Well, I’ve already been quite repetitive, I think, in my answers regarding that health and safety and reduced stigma. I think really focusing on, you know, being non-judgemental as people use or don’t use for a variety of reasons. We want to make sure that that’s the focus. We want to work together to develop something that will work for our campus, and keep people safe and healthy, and able to access support if necessary, and focus on the mission of our organization: have a great student experience in and outside the classroom.

Brian Goldman’s Perspective on the Importance of Kindness to be Shared in a Visit to the Camrose Public Library


Dr. Brian Goldman will be visiting the Camrose Public LIbrary this November to discuss his new book, The Power of Kindness: Why Empathy Is Essential in Everyday Life.

Goldman is an emergency physician, author, public speaker, as well as a radio host. His book, The Power of Kindness focuses on the search of the nature and nurture of empathy and kindness through his own personal search for the natural empathy he had as a child but lost as an ER physician. He has traveled around the world to meet the kindest people on the planet to find out why they are the way they are.

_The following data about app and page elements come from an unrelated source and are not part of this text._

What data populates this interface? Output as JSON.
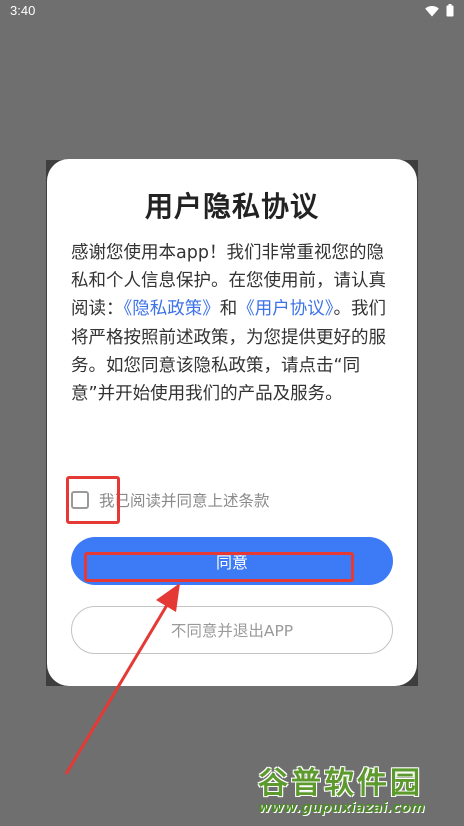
{
  "status_bar": {
    "time": "3:40"
  },
  "dialog": {
    "title": "用户隐私协议",
    "text": {
      "part1": "感谢您使用本app！我们非常重视您的隐私和个人信息保护。在您使用前，请认真阅读：",
      "link_privacy": "《隐私政策》",
      "and": "和",
      "link_user_agreement": "《用户协议》",
      "part2": "。我们将严格按照前述政策，为您提供更好的服务。如您同意该隐私政策，请点击“同意”并开始使用我们的产品及服务。"
    },
    "checkbox_label": "我已阅读并同意上述条款",
    "checkbox_checked": false,
    "agree_button": "同意",
    "disagree_button": "不同意并退出APP"
  },
  "colors": {
    "accent": "#3d7bf6",
    "link": "#3c73e8",
    "annotation": "#e53935"
  },
  "watermark": {
    "title": "谷普软件园",
    "url": "www.gupuxiazai.com"
  }
}
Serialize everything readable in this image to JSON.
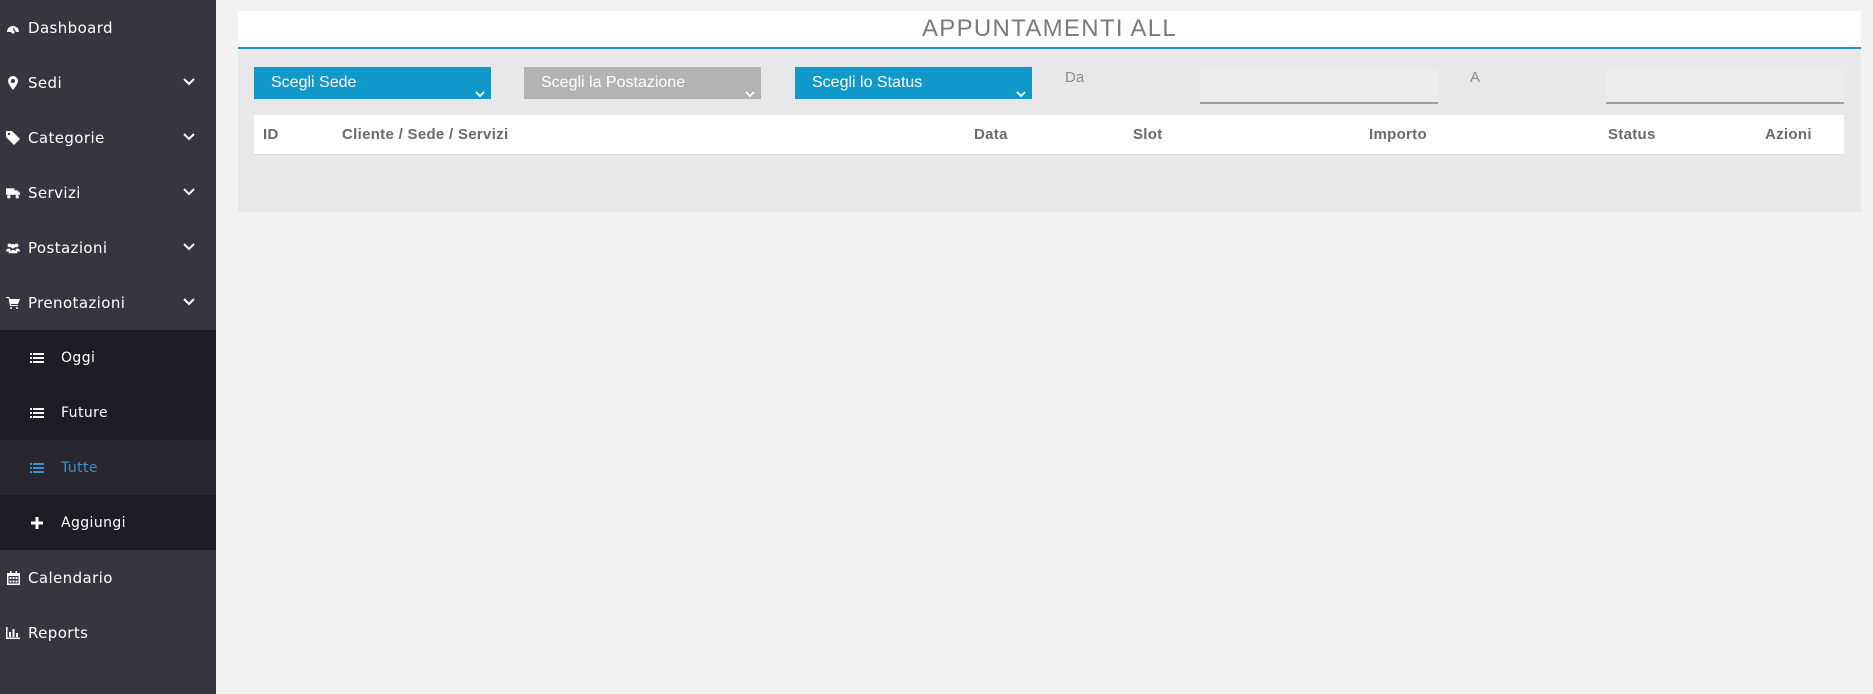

“I was accused of unkindness by the husband and children of a patient I saw in the ER.  I did my clinical job competently but was too self-preoccupied by my own stress and time pressure to empathize with them. It was only through the death of my father that I realized what they were going through as concerned family members.”

Unlike Goldman’s other works, The Power of Kindness spends no time at the hospital. He learned that he could leave his comfort zone and write a book about that which he knew didn’t know much about. “I learned that shame about medical errors acts as a brake on my riskiest impulses. I learned that my personality makes me well suited as an ER physician and the host of a radio show.”

Goldman is visiting the Camrose Public Library at 7:00 p.m.  Nov. 2 to further discuss his book and answer any questions.

“I have found it very rewarding to speak to audiences about The Power of Kindness because they bring many questions about the nature of human connection and about existence.” Goldman says to show authors like himself support, people can read his books, ask questions, and engage with him about their opinions.  “I hope you like the book and feel moved to share stories with me.”

Books will be available to for purchase for $30.